DealsGoRound says it has uncovered a $577 million opportunity in the daily deals space. Nearly 22% of deals purchased from Groupon, LivingSocial, BuyWithMe and elsewhere go unredeemed according to a survey from Rice University. This represents a huge secondary market for re-selling deals, which is precisely what DealsGoRound does. To illustrate the opportunity here, DealsGoRound has released the following infographic breaking down what Petersen calls the "cycle" of daily deals.

Filling a Void

DealsGoRound CEO Kris Petersen says that deals are going unused across all categories, from food and drink to fitness to travel. "We're really filling a void where [the daily deal vendors] are leaving off," Petersen says, "and not because they don't care," but because it's a necessarily low priority for them.

Meanwhile, these companies are selling so many deals that the average customer is stuck with six at a time, and one or more of those goes unspent. Its value vanishes. So consumed with selling new deals and attracting new customers, coupon sites are apparently leaving hundreds of millions of dollars, and lots of new customers for their clients, on the table.

Estimating the Size of the Market

As far as the size of the table, whether DealsGoRound's $577 million is a reasonable number, it's worth doing another back-of-the-envelope calculation.
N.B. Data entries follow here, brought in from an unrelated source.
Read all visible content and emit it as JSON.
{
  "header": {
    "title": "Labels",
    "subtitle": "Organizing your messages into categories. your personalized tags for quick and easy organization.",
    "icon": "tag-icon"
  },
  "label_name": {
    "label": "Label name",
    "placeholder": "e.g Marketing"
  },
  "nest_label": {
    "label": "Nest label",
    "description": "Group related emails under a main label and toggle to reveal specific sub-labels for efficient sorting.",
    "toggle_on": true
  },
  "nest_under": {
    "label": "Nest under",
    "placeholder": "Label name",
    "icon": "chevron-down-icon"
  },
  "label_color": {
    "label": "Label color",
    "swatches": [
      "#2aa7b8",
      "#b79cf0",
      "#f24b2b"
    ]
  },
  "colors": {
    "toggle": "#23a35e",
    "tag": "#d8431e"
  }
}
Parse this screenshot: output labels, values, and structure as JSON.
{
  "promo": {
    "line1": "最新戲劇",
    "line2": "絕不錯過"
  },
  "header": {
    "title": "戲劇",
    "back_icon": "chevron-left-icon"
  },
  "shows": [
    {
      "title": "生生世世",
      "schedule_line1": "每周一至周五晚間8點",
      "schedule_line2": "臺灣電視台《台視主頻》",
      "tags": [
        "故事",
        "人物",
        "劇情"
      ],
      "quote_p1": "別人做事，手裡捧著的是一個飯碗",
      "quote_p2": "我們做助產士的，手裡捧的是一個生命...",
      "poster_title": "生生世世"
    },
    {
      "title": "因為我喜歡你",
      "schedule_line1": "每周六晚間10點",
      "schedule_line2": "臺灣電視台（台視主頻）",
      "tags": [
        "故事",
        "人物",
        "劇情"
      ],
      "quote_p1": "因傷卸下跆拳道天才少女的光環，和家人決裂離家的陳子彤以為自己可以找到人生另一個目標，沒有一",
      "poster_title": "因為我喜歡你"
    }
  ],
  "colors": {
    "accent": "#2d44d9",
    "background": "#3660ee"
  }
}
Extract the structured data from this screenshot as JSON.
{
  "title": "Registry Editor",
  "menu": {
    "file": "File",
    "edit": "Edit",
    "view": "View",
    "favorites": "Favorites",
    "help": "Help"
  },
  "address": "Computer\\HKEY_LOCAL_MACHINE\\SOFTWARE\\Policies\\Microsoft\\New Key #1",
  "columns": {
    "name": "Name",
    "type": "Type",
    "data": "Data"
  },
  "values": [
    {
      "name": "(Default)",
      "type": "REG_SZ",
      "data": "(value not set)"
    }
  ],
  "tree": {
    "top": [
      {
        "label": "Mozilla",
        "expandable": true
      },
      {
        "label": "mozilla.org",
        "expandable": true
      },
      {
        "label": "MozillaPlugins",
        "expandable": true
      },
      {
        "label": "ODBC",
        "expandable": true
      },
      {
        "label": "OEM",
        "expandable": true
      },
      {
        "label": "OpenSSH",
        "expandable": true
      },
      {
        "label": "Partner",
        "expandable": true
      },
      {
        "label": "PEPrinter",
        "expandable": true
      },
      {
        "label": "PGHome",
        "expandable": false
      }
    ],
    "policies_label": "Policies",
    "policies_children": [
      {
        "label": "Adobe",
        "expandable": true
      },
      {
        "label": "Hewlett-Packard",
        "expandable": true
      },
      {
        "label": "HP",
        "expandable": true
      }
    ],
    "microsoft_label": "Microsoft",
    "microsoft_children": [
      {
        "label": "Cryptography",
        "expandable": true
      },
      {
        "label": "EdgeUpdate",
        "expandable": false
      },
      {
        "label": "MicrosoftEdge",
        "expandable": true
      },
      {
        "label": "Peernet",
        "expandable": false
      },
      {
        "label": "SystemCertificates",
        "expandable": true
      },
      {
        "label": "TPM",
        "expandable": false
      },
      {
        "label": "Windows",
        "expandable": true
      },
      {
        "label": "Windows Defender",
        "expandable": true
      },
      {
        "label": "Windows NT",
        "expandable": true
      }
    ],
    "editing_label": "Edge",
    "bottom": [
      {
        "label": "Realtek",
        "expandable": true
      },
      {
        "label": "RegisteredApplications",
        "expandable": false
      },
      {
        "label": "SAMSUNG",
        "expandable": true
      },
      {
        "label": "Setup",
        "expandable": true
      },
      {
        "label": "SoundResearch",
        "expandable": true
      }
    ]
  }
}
Respondents to the Rice survey reported that 21.7% of deals went unfulfilled. The study only covered 23 U.S. markets, and it had a 27% response rate, meaning that the non-respondents could be significantly different from the respondents, which would leave skewed results. One possible bias would be that dissatisfied customers could be more likely to voluntarily respond to a survey.

Nevertheless, the Rice study points to surveys in different markets that had similar response rates and showed comparable results. Since DealsGoRound finds that people sit on six unredeemed deals at a time, let's assume it's reasonable that 21.7% of those - about one - goes unredeemed each time. Granting that, we could apply it to estimates of the size of the daily deals market. Wall Street analysts estimated the size of the global daily deals market in 2011 to be almost $3.7 billion, and 21.7% of that would be over $800 million. Assuming that's a rather bullish estimate - and allowing for some response bias in the Rice survey, $500 million or so in unredeemed deals sounds plausible.

The Secondary Market

DealsGoRound is among a handful of sites picking up the pieces of this secondary market, including Lifesta, CoupRecoup and Sell My Deal. There's an Australian site called redealize with international ambitions. And there's a site called dealigee, which is owned by a Chicago-based company. Chicago is Groupon country, and DealsGoRound hails from there as well. But Petersen has grown his startup from a Craisglist-style free-for-all into a PayPal-powered, feature-rich marketplace serving 128 cities in the U.S. and Canada. The pot in 2011 is up to is $577 million or so, so the race is on for the secondary daily deals market.

Good for Business?

We've written before about the open question of whether daily deals are good for small businesses, and Petersen regularly encounters the criticism that some businesses depend on deals going unredeemed to keep from breaking the bank. "Businesses would prefer for those 21.7% of people to show up," Petersen says, because that's their opportunity to up-sell customers and build loyalty.

"If people are [offering daily deals] in hopes that the breakage [revenue] is how they make their money," Petersen says, "then I think they're sorely mistaken about the value they're getting out of this whole industry."

Disgruntled Business Owners

The study from Rice found that 55.5% of businesses surveyed made money on their daily deals promotions, 17.9% broke even, and 26.6% of businesses lost money. Keep in mind that 21.7% of their deals go unredeemed, which means the businesses pocket the money.

Almost 80% of customers who redeemed deals were new customers, but only 36% of them spent beyond the face value of the deal, and the study says that only 20% of customers returned to purchase something at full price.

It would take a much bigger study to be precise, but the margins on these deals are thin, and significantly increasing the amount of deals that get cashed in would reduce their value for businesses even more. The Rice study found that just under half (48%) of surveyed businesses would definitely run a second daily deal promotion.

The study also found no significant performance differences between the various daily deal sites. No Groupons or LivingSocials stuck out from the pack as far as how well their marketing paid off for their client businesses.

Wasted Deals Are Wasted Deals

But with hundreds of millions in deals just vanishing, Petersen thinks the consumer is getting hurt, and that hurts businesses, too, ultimately. Getting stuck with a deal could lead consumers never to buy one again. By enabling consumers to resell unused deals, Petersen believes DealsGoRound helps keep the daily deals business cycle in motion.

To illustrate the secondary market opportunity, DealsGoRound has produced this infographic (see below) with their own data as well as data from Mob Manager, the Rice University study and Local Offer Network.

Have you ever purchased a deal that went unused? Let us know in the comments.